FDIC Chair Believes Banks Should Be Allowed To Hold Bitcoin

Jelena McWilliams, the Chair of the Federal Deposit Insurance Corporation (FDIC), one of the country’s top financial regulators, has stated that she believes banks should be allowed to hold cryptocurrencies such as Bitcoin both for themselves and their clients. 

She also revealed that she is working on formally allowing banks to hold crypto-assets such as Bitcoin. 

Banks Should Be Allowed In The Crypto Space 

Speaking during an interview with Reuters, McWilliams stated that she is in favor of allowing banks to hold cryptocurrencies such as Bitcoin, both for their clients and themselves. 

“I think that we need to allow banks in this space while appropriately managing and mitigating risk.” 

The Chair’s comments come as an interagency team comprising staff from the Federal Reserve, the FDIC, and the Office of the Comptroller of the Currency (OCC) finish up their work on coordinating crypto policies for banks in the United States. 

McWilliams indicated that the group would examine rules for holding crypto on the company balance sheets, a strategy companies such as Tesla and MicroStrategy have already employed. 

“My goal in this interagency group is to basically provide a path for banks to be able to act as a custodian of these assets, use crypto assets, digital assets as some form of collateral.”

A Case Of Deja Vu

The current scenario seems like a repeat of when Brian Brooks, who was the former Chief Legal Officer at Coinbase, directed the OCC to establish rules that would allow savings associations and federal banks to take custody of crypto assets on behalf of their clients. 

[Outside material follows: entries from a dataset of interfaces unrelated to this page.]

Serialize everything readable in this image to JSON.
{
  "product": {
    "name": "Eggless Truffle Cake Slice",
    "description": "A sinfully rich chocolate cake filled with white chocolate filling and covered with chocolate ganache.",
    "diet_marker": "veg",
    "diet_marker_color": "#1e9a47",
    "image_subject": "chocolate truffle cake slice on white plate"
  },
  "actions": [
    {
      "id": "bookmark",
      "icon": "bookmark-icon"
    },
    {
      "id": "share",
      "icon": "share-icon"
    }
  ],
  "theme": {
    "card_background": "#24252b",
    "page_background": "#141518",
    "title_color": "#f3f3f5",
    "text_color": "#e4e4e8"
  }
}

Brooks had stated while releasing a letter interpreting the rules stating, 

“From safe deposit boxes to virtual vaults, we must ensure banks can meet the financial services needs of their customers today. This opinion clarifies that banks can continue satisfying their customers’ needs for safeguarding their most valuable assets, which today for tens of millions of Americans includes cryptocurrency.”

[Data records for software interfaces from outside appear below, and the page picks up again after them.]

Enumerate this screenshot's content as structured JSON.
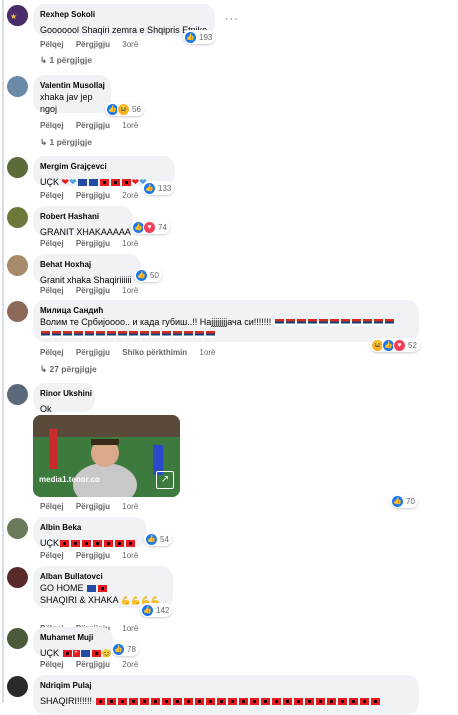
{
  "actions": {
    "like": "Pëlqej",
    "reply": "Përgjigju",
    "see_translation": "Shiko përkthimin"
  },
  "comments": [
    {
      "name": "Rexhep Sokoli",
      "text": "Gooooool Shaqiri zemra e Shqipris Etnike .",
      "time": "3orë",
      "reactions": "193",
      "replies": "1 përgjigje"
    },
    {
      "name": "Valentin Musollaj",
      "text1": "xhaka jav jep",
      "text2": "ngoj",
      "time": "1orë",
      "reactions": "56",
      "replies": "1 përgjigje"
    },
    {
      "name": "Mergim Grajçevci",
      "text": "UÇK",
      "time": "2orë",
      "reactions": "133"
    },
    {
      "name": "Robert Hashani",
      "text": "GRANIT XHAKAAAAA",
      "time": "1orë",
      "reactions": "74"
    },
    {
      "name": "Behat Hoxhaj",
      "text": "Granit xhaka Shaqiriiiiii",
      "time": "1orë",
      "reactions": "50"
    },
    {
      "name": "Милица Сандић",
      "text": "Волим те Србијоооо.. и када губиш..!! Најјјјјјјјача си!!!!!!!",
      "time": "1orë",
      "reactions": "52",
      "replies": "27 përgjigje"
    },
    {
      "name": "Rinor Ukshini",
      "text": "Ok",
      "gif_source": "media1.tenor.co",
      "time": "1orë",
      "reactions": "70"
    },
    {
      "name": "Albin Beka",
      "text": "UÇK",
      "time": "1orë",
      "reactions": "54"
    },
    {
      "name": "Alban Bullatovci",
      "text1": "GO HOME",
      "text2": "SHAQIRI & XHAKA",
      "time": "1orë",
      "reactions": "142"
    },
    {
      "name": "Muhamet Muji",
      "text": "UÇK",
      "time": "2orë",
      "reactions": "78"
    },
    {
      "name": "Ndriqim Pulaj",
      "text": "SHAQIRI!!!!!!"
    }
  ]
}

Put On Hold

However, the rules drafted by the OCC under Brian Brooks were put on hold by the current comptroller Michael Hsu, who had assumed charge in April. Calling for a review of the policies, Hsu wrote to the House Committee on Financial Services stating, 

“My broader concern is that these initiatives were not done in full coordination with all stakeholders, nor do they appear to have been part of a broader strategy related to the regulatory perimeter.”

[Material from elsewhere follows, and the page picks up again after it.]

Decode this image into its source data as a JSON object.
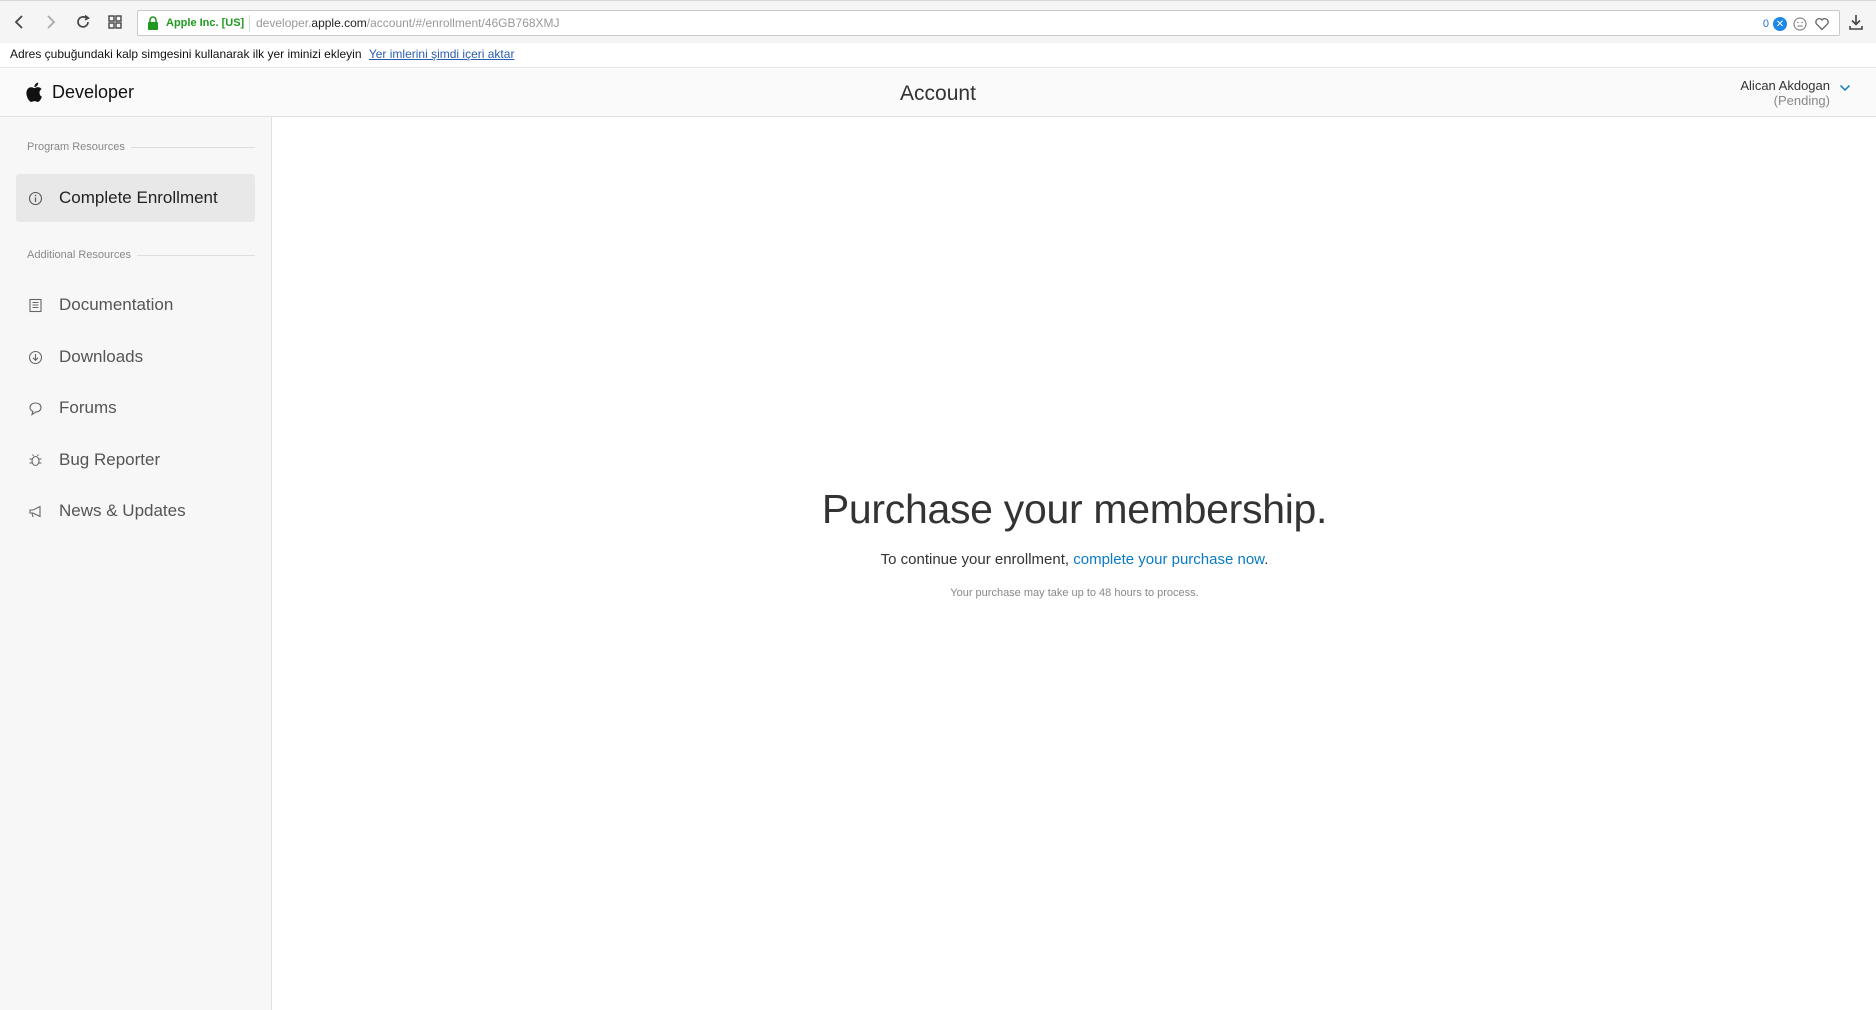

Banks Could Trade Crypto 

McWilliams’ comments come after a Politico report released last week stated that after former President Trump’s defeat at the polls, the OCC staff had determined that banks could trade crypto on behalf of their clients. A move that was endorsed by the agency’s chief counsel’s office. 

Other banks are not waiting around for permission, with US Bancorp, the 5th largest bank in the country in terms of holdings stating that it was working on a cryptocurrency custody service that would focus on investment managers at financial institutions. 

McWilliams stated that it is imperative to allow banks to operate hold crypto stating,

“If we don’t bring this activity inside the banks, it is going to develop outside of the banks.”

Disclaimer: This article is provided for informational purposes only. It is not offered or intended to be used as legal, tax, investment, financial, or other advice.